Conditions of COVID-19 Pandemic May Have Increased Risk of Eating Disorder Development
Pictured above: a fork and knife set next to a scale on an orange background.
According to the National Association of Anorexia Nervosa and Associated Disorders, approximately 9% of the United States population will meet criteria for a disordered eating diagnosis in their lifetime. Research suggests that eating disorders have the second highest risk of death among all mental health conditions and disordered eating is also associated with the development of other mental health conditions. In fact, research reported by the National Eating Disorders Association stated that between 42 and 75% of individuals with an eating disorder also meet criteria for a co-occurring psychiatric concern.
A recent article in the International Journal of Eating Disorders posited that conditions brought about by the COVID-19 pandemic, including disruption in routine, deprivation of social support, and increase in overall stress, may have exacerbated the risk of eating disorder development across the world. A cohort study published in the Journal of Eating Disorders reported an increase in eating disorder symptom severity among adolescent patients studied since the advent of the pandemic, while another cohort study in the Journal of the American Academy of Pediatrics reported a significant increase in hospitalizations among adolescents experiencing disordered eating compared to a pre-pandemic report. Research has also found a treatment gap for eating disorder treatment, indicating an overall need for increased training in evidenced-based eating disorder interventions among mental health clinicians.
To learn more about the etiology, assessment process, interventions, and treatment team approach to caring for clients experiencing disordered eating, check out the recorded webinar “Understanding, Diagnosing, and Treating Eating Disorders” sponsored by the Laureate Eating Disorders Program in Tulsa, Oklahoma.

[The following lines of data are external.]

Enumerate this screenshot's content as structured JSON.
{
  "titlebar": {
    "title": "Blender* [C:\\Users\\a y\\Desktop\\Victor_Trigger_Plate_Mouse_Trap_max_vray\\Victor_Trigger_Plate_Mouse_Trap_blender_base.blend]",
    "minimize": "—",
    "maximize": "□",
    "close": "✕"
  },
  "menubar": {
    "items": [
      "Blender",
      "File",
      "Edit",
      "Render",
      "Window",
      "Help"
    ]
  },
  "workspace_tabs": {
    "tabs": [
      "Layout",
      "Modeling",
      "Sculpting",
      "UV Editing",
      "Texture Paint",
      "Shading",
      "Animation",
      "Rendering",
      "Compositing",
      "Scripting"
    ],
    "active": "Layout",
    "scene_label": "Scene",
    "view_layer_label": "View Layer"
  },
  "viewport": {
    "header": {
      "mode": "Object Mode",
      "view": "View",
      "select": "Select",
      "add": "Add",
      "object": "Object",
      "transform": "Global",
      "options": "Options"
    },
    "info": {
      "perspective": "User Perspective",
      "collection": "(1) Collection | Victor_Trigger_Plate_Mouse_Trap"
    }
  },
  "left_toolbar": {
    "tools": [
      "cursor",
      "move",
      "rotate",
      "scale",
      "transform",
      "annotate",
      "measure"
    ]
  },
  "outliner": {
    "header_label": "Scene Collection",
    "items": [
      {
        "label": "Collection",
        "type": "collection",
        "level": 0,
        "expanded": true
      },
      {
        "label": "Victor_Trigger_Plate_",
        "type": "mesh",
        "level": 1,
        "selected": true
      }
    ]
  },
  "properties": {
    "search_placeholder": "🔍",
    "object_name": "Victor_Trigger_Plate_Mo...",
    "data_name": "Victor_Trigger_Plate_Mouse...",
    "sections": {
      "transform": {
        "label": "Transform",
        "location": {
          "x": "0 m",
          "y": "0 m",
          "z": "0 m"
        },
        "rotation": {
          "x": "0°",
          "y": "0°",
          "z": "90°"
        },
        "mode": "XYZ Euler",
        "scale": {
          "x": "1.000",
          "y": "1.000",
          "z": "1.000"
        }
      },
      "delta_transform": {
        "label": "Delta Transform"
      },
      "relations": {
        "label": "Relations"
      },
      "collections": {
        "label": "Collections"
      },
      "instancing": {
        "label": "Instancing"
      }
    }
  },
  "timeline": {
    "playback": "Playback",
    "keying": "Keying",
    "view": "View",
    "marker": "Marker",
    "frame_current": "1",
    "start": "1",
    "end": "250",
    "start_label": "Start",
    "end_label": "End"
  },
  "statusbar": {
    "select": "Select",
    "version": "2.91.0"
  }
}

Then, follow up with the recorded webinar “Working with Families Toward Eating Disorder Recovery” to learn more about the assessment, treatment, and referral process for working with disordered eating among children, adolescents, and their families. For more information on all of OCI’s upcoming webinars, visit www.counselinginstitute.org